We are all familiar with polarities, or chronic tensions, wicked problems, or paradoxes typically inside our organizations. You might experience it via the classic centralized versus decentralized polarity / tension, or a detailed versus ad hoc approach to planning, or even at an interpersonal level when someone speaks with candour versus blunt talk.

At the heart of polarity management is the understanding that polarities are interconnected sets of values that come in a pair (Joy and Seriousness; Joy and Sorrow; Joy and Grieving, for example). We tend to only focus on one pole, or the “desirable” value because that’s what we’re aiming for but because we neglect the upsides of the other value pair we inadvertently end up creating the downsides of the overly emphasized values which can cause the energy in that system to compensate and balance. For example, if we love a decentralized approach because of all its benefits like agility but ignore the upsides/benefits of a centralized approach (efficiency, standardization) we may find ourselves noticing that the decentralization has produced undesirable results and costs and may want a bit more of the centralized approach.

Said differently, when we only identify the value itself without identifying its pair we set ourselves up for its absence because we are always trying to have a “YES” or “AND” situation of dynamic balance, of harvesting the good stuff while staving off the downsides of each value. So that means that an individual or team must first:

  • Look within to identify that which is core to their identity (values)
  • Identify its pair
  • Identify the downsides of both values
  • Identify early indicators that we are overly emphasizing one value or pair at the expense of the other.

Polarities are always about power. They’re always about energy. Energy always moves through systems, it’s unavoidable, unsolvable, unstoppable, and indestructible. We sit in it, it’s available to us. You have to intentionally empower both poles or support the power of both poles. Holding power and sharing power are a fundamental pair and you can see it between dictatorships and democracies, or between parties. An election is essentially a way to see if it’s time to shift the energy of self-governance.

Some classic polarities:

  • Taking care of yourself and sharing
  • Spending and savings
  • Challenge and support
  • Confidence and humility
  • Data driven decisions and Instinct and experience driven decisions

Strategies employed by organizations to manage polarities more effectively

  • Framing: both – and (versus either – or)
  • Differentiating: it’s NOT about compromising and trade-offs (you want to be clear what you’re trying to create from both poles)
  • Integrating: both poles serve on another and the whole

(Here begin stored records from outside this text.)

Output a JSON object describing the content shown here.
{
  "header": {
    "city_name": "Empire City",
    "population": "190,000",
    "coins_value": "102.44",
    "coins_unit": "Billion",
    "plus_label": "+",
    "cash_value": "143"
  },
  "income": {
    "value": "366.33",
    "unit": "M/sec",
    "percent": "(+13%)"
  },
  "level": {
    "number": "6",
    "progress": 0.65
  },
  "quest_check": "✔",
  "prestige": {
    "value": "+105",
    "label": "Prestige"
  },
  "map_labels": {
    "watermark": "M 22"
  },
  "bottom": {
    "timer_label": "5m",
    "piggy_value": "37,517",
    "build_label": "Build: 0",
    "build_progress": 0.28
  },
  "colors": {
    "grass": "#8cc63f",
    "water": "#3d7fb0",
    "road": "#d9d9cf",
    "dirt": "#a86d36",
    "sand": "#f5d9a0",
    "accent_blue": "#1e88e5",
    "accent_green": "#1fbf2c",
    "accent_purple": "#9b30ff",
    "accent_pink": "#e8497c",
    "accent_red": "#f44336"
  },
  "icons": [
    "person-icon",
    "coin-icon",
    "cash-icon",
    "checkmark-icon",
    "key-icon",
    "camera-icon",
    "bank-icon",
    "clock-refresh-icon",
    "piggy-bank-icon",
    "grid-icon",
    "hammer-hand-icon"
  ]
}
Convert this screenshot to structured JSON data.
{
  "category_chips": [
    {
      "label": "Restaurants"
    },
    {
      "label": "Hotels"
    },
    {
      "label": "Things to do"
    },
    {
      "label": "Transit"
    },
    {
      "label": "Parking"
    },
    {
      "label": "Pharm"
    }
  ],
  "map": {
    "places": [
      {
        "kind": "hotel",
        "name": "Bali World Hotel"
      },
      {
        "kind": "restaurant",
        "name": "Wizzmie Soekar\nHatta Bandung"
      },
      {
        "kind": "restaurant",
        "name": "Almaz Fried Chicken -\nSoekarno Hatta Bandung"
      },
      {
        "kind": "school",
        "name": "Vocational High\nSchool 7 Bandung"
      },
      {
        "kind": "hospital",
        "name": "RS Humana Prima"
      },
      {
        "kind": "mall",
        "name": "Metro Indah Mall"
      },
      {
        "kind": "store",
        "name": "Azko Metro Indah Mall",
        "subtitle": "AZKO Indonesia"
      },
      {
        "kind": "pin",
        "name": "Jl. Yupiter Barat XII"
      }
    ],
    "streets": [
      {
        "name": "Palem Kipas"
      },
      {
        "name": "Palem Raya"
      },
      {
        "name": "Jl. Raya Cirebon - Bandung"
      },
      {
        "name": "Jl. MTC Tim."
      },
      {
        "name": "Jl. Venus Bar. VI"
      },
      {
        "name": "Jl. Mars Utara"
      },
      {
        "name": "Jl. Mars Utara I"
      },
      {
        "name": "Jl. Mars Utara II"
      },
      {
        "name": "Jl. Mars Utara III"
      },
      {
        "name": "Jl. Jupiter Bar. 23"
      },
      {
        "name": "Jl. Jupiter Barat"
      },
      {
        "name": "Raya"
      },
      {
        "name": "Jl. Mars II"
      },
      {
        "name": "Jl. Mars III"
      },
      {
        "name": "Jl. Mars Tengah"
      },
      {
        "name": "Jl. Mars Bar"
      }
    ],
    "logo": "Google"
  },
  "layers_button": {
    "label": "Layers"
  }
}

Here’s a polarity map, a handy little tool that helps groups articulate the up and downsides of interconnected values pairs. By doing so, you can be as conscious about what “good looks like” and “what bad looks like” along with some simple techniques for continuously generating more of the “good stuff” as well as early indicators (heads-up!!) that the “bad stuff” might be sneaking in. When we are consciously managing the tensions between our poles via dialogue and reflection as a group we are being adaptable as leaders and a team. The polarity’s upsides and downsides are always just concepts; it’s the meaning making that people do within a decision context (budgeting, making decision trade-offs, dealing with unanticipated impacts, etc) that this model becomes especially helpful because it’s helping people manage the particular value (the part) against the larger whole of your desired culture and brand.